Your goal: Could you show each line of the records that contains the word "JSON"?

Working data:
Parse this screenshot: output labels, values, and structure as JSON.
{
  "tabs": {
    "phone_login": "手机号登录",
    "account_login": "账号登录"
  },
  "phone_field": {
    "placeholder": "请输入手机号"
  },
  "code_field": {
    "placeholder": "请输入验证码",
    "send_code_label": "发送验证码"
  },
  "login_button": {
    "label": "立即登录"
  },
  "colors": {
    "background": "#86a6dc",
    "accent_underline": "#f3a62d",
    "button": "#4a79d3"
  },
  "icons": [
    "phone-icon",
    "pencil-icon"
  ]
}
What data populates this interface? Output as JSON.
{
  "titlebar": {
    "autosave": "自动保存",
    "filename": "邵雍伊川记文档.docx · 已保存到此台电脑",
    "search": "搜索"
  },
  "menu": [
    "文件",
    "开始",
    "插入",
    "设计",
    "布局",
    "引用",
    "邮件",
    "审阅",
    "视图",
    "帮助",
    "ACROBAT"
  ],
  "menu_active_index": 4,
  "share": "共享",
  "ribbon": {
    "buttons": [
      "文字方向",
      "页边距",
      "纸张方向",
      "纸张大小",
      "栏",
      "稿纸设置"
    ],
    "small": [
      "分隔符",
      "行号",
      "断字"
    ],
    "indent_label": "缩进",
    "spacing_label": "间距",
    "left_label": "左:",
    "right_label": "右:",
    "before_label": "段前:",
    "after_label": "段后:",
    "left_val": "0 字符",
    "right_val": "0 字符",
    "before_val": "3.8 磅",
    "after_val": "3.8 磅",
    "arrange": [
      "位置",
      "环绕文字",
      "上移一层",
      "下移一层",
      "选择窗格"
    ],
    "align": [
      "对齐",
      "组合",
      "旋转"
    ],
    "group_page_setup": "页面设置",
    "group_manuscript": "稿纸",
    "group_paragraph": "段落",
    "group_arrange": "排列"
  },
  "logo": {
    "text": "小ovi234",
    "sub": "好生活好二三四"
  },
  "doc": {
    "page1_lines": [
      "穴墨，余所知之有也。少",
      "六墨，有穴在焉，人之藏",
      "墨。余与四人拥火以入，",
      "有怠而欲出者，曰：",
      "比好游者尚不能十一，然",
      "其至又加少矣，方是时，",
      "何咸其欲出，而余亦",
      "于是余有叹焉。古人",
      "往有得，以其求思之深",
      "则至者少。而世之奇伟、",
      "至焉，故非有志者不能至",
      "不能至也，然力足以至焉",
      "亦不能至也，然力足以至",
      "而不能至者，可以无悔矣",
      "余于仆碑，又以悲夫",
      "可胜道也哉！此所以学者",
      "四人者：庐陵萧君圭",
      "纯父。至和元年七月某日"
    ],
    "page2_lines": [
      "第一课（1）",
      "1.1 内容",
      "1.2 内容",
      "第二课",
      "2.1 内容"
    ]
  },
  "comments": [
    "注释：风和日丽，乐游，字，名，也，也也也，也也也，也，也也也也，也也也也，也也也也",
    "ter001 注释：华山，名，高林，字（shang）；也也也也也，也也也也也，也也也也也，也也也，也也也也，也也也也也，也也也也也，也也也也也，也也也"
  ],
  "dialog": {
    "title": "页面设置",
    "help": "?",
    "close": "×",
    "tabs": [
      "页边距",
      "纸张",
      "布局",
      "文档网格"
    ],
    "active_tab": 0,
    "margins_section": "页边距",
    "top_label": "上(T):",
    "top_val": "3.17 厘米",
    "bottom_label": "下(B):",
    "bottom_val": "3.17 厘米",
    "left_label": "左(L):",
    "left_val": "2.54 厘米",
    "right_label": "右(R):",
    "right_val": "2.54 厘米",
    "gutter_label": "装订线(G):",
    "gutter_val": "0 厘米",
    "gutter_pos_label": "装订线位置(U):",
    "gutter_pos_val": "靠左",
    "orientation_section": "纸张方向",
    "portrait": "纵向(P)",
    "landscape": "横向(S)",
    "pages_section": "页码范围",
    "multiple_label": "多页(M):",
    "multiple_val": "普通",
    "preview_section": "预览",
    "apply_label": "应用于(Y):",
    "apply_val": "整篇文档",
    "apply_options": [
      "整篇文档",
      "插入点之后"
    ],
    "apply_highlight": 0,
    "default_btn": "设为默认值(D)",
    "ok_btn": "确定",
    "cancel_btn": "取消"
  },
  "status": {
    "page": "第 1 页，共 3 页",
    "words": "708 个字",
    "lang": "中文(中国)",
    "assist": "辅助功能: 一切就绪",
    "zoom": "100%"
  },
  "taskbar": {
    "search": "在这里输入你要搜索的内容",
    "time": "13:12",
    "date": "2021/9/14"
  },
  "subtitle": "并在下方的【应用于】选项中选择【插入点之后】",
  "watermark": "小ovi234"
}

Exercise response:
Parse this screenshot: output labels, values, and structure as JSON.
What data populates this interface? Output as JSON.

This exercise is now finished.